[s]ensory bags are a tool guests can utilize to aid in their experience inside House of Eternal Return. Each bag can be checked out upon arrival and has items inside to help ground and re-center folks who might feel overstimulated or overwhelmed while inside the exhibit.
Admission to Meow Wolf is what I consider pricey. The regular adult admission price is $30. The regular admission price for a child over the age of four is $20. Children ages four and under enjoy free admission! (Anyone under 14 needs to be accompanied and supervised by a guardian over 18 years old.) Students, seniors 65 and older, and members of the military pay $25 to get in.
If you’re a New Mexico resident, you’re in luck because you get a discount. Cost of admission for adult residents of New Mexico is $25. Children who are residents of New Mexico pay only $15, and the student/senior/military rate for New Mexico residents is $20. However, every Monday and Wednesday night (4-8 PM) and Second Sunday of the month New Mexico residents pay only half off the New Mexico resident admission rate.
While I typically enjoy activities that are free and cheap, I recognize that my admission fee is helping to pay artists and maintain the Meow Wolf facilities. I can tell you that every aspect of Meow Wolf from the restrooms to the tree houses to the cushions on the floor were clean and in perfect working order.
I was also pleasantly surprised that I did not encounter a single person behaving in an obnoxious way. Although there were lots of people at Meow Wolf the day we visited, people were being respectful of one another. Children were having a good time, but no one was screaming or running or annoying strangers. Adults were well-behaved too, and not once did the word asshat run through my mind.
If you haven’t already figured it out, there’s a lot going on at Meow Wolf House of Eternal Return. There is an actual, full-size house, complete with portals (hint: there are five) to other dimensions. (And here’s another hint for you: start with the house. You can start in the other dimensions, but for your first time, I HIGHLY recommend you start with the house.)
You will see people stepping into and out of household appliances; you can step through some of them too, if you wish. There’s a mystery you can try to solve as you move through the house. (I’m not sure if it’s possible to solve the mystery or if it is meant to remain unsolved, but look for the clues and decide for yourself.) You can open cabinets in the kitchen and find wondrous things. You can sit in the bathtub or on the toilet of the wavy-floored bathroom. You can look into the cookie jar and see what awaits you there.
Once you move through the portals, you enter fantasy worlds filled with art and music and soft lights and magic. Well, maybe not magic; maybe what you experience is technology cleverly disguised to seem like magic. Even if you’ve never dabbled in psychedelics, you will know you’re in a the midst of some trippy shit.
There’s an entire bus in there and a dinner you wouldn’t want to eat even if you could. There are beams of red light you can play like harp strings (or drums), giant birds, and a multitude of items that will make you wonder WTF? Is it art? you may ask yourself. Does it really matter? It’s beauty and fun and color and experimentation and the chance for childlike wonder.

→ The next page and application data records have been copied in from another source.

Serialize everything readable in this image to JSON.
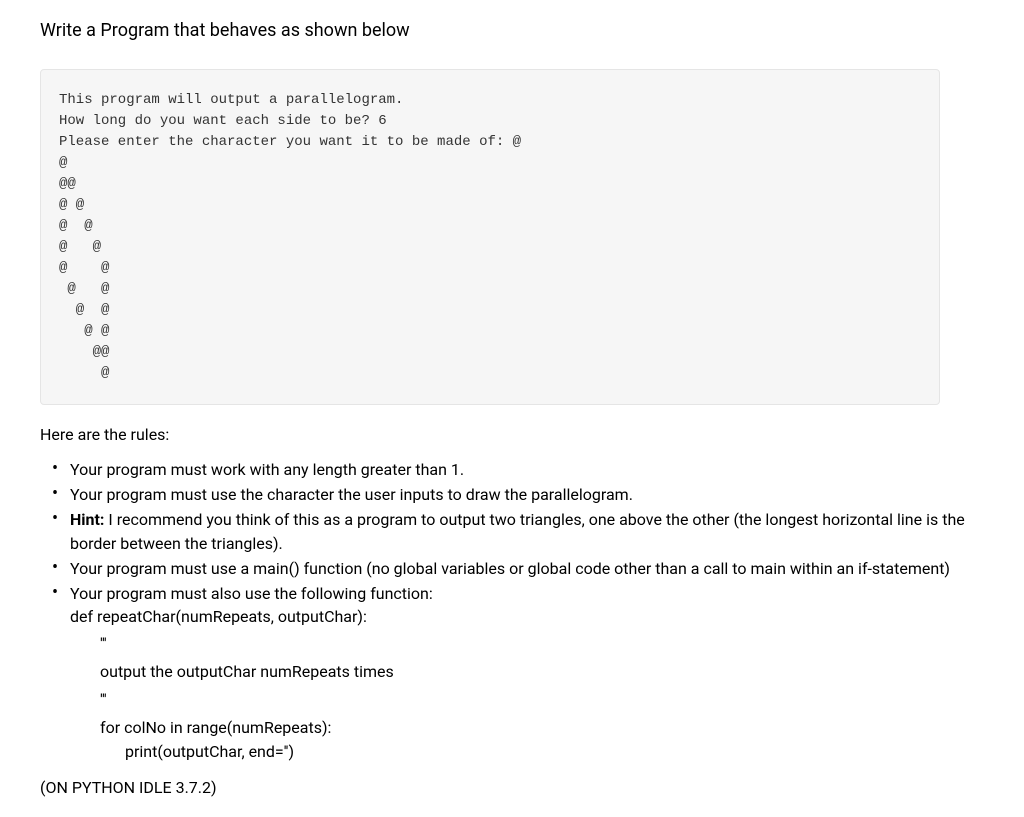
{
  "title": "Write a Program that behaves as shown below",
  "code_block": "This program will output a parallelogram.\nHow long do you want each side to be? 6\nPlease enter the character you want it to be made of: @\n@\n@@\n@ @\n@  @\n@   @\n@    @\n @   @\n  @  @\n   @ @\n    @@\n     @",
  "rules_heading": "Here are the rules:",
  "rules": {
    "r1": "Your program must work with any length greater than 1.",
    "r2": "Your program must use the character the user inputs to draw the parallelogram.",
    "r3_prefix": "Hint:",
    "r3_rest": " I recommend you think of this as a program to output two triangles, one above the other (the longest horizontal line is the border between the triangles).",
    "r4": "Your program must use a main() function (no global variables or global code other than a call to main within an if-statement)",
    "r5": "Your program must also use the following function:",
    "func_def": "def repeatChar(numRepeats, outputChar):",
    "docq1": "'''",
    "docline": "output the outputChar numRepeats times",
    "docq2": "'''",
    "forline": "for colNo in range(numRepeats):",
    "printline": "print(outputChar, end='')"
  },
  "footer": "(ON PYTHON IDLE 3.7.2)"
}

When we left Meow Wolf (after realizing we’d missed an entire reality but too tired to figure out how to get to it), The Man said he’d enjoyed himself but didn’t really feel the need to ever go back. But the next day, we were still talking about our experiences in the House of Eternal Return, and we both admitted we were excited to explore the place again. (Maybe it’s called the House of Eternal Return because so many visitors want to go back.)
I can’t speak for other people who’ve been there, but The Man and I are saving our pennies so we can visit Meow Wolf again.
I took the photos in this post, except for the very last one. The low light in most of the exhibits and the camera on my cheap phone made for substandard photographs. My apologies.